African Economies Capture World Attention
Tag: African Economies, African Economies Attention
Summary: Young men and women chat along the glittering corridors of the sprawling shopping complex. With state-of-the-art mobile communication gadgets in hand, they go in and out of the mall's 65 shops, fill…
Young men and women chat along the glittering corridors of the sprawling shopping complex. With state-of-the-art mobile communication gadgets in hand, they go in and out of the mall's 65 shops, filling shopping bags with expensive items.
There is a large and well-equipped children's playground at the back. Fully air-conditioned, the mall has 20,000 square metres of retail space, a theatre, restaurants, bars and parking for 900 cars. Welcome to the Accra Mall in Ghana, one of West Africa's best - and comparable to any mall in the world.
In Ghana, as in many other African countries, young people are living out the continent's economic growth. They are educated and relatively well-off, as seen in their cars, dress and homes.
Ghana's economy grew by an impressive 14.4 per cent in 2011, while many African economies are expected to be among the world's fastest-growing in 2012, according to the World Bank. Ghana, Liberia, Nigeria, Ethiopia, the Democratic Republic of the Congo and others will lead the charge.
Undoubtedly Africa is still bedevilled by poverty, with half of its people living on less than $2 a day. However, its economic growth over the past decade has been striking.
Several factors make Africa an investor's dreamland. McKinsey Global Institute, a think tank, writes, "The rate of return on foreign investment is higher in Africa than in any other developing region."
Africa's economic growth is driven by a number of factors, including an end to many armed conflicts, abundant natural resources and economic reforms that have promoted a better business climate.
More political stability is lubricating the continent's economic engine. The UN Economic Commission for Africa (ECA) in 2005 linked democracy to economic growth. "Good governance is central to improving economic performance and promoting economic progress in Africa," argued Abdoulie Janneh, the ECA executive secretary at the time.
Another important factor is accelerating urbanization. While it may strain social services in the cities, it has also led to an increase in urban consumers.
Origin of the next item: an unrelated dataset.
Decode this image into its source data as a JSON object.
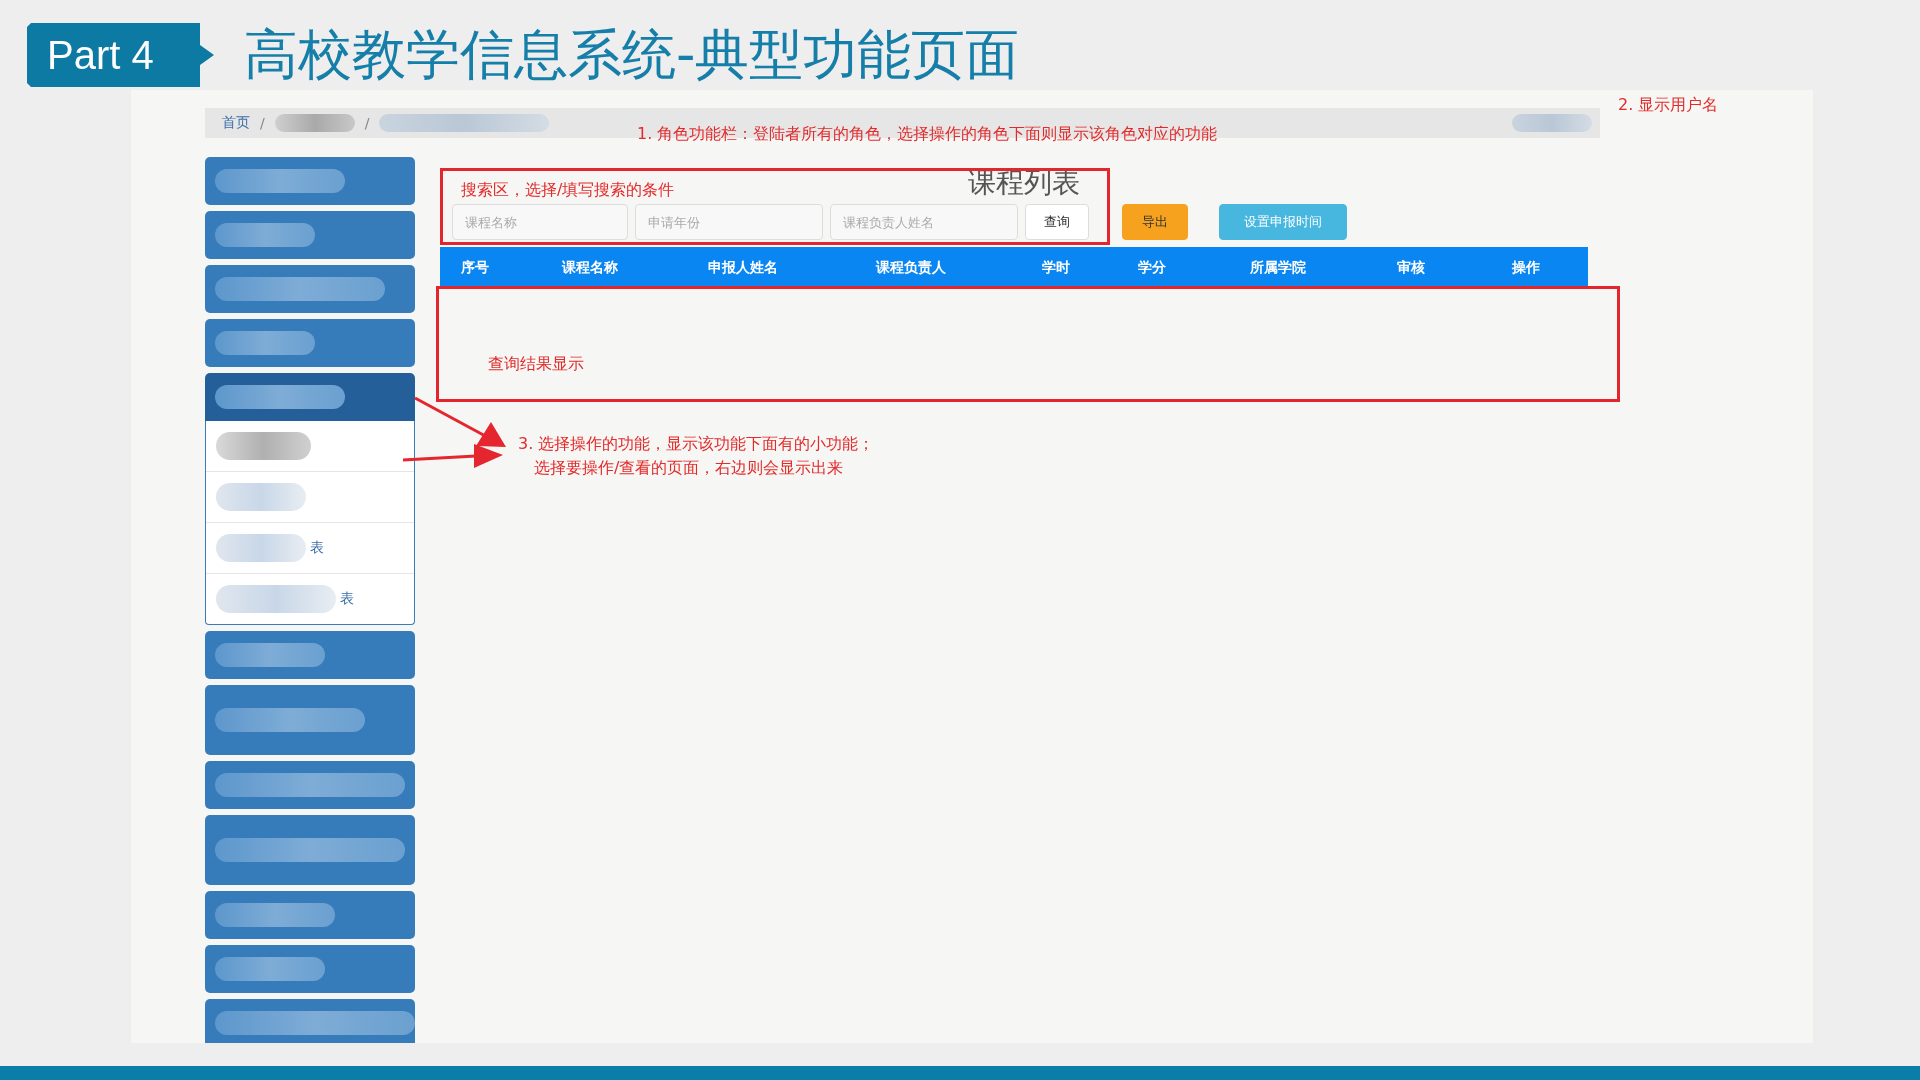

More than 40 per cent of Africa's population now lives in cities, and by 2030 "Africa's top 18 cities will have a combined spending power of $1.3 trillion," McKinsey projects.
The Wall Street Journal reports that Africa's middle class, currently numbering 60 million, will reach 100 million by 2015.
Africa's overall economic indicators have been remarkable. Over the past decade, Africa's trade with the rest of the world has increased by more than 200 per cent, annual inflation has averaged only 8 per cent and foreign debt has decreased by 25 per cent. Foreign direct investment (FDI) grew by 27 per cent in 2011 alone.
Even though projections for overall growth in 2012 have been revised downward due to the political crisis in North Africa, Africa's economy will still grow by 4.2 per cent, according to a UN report in June.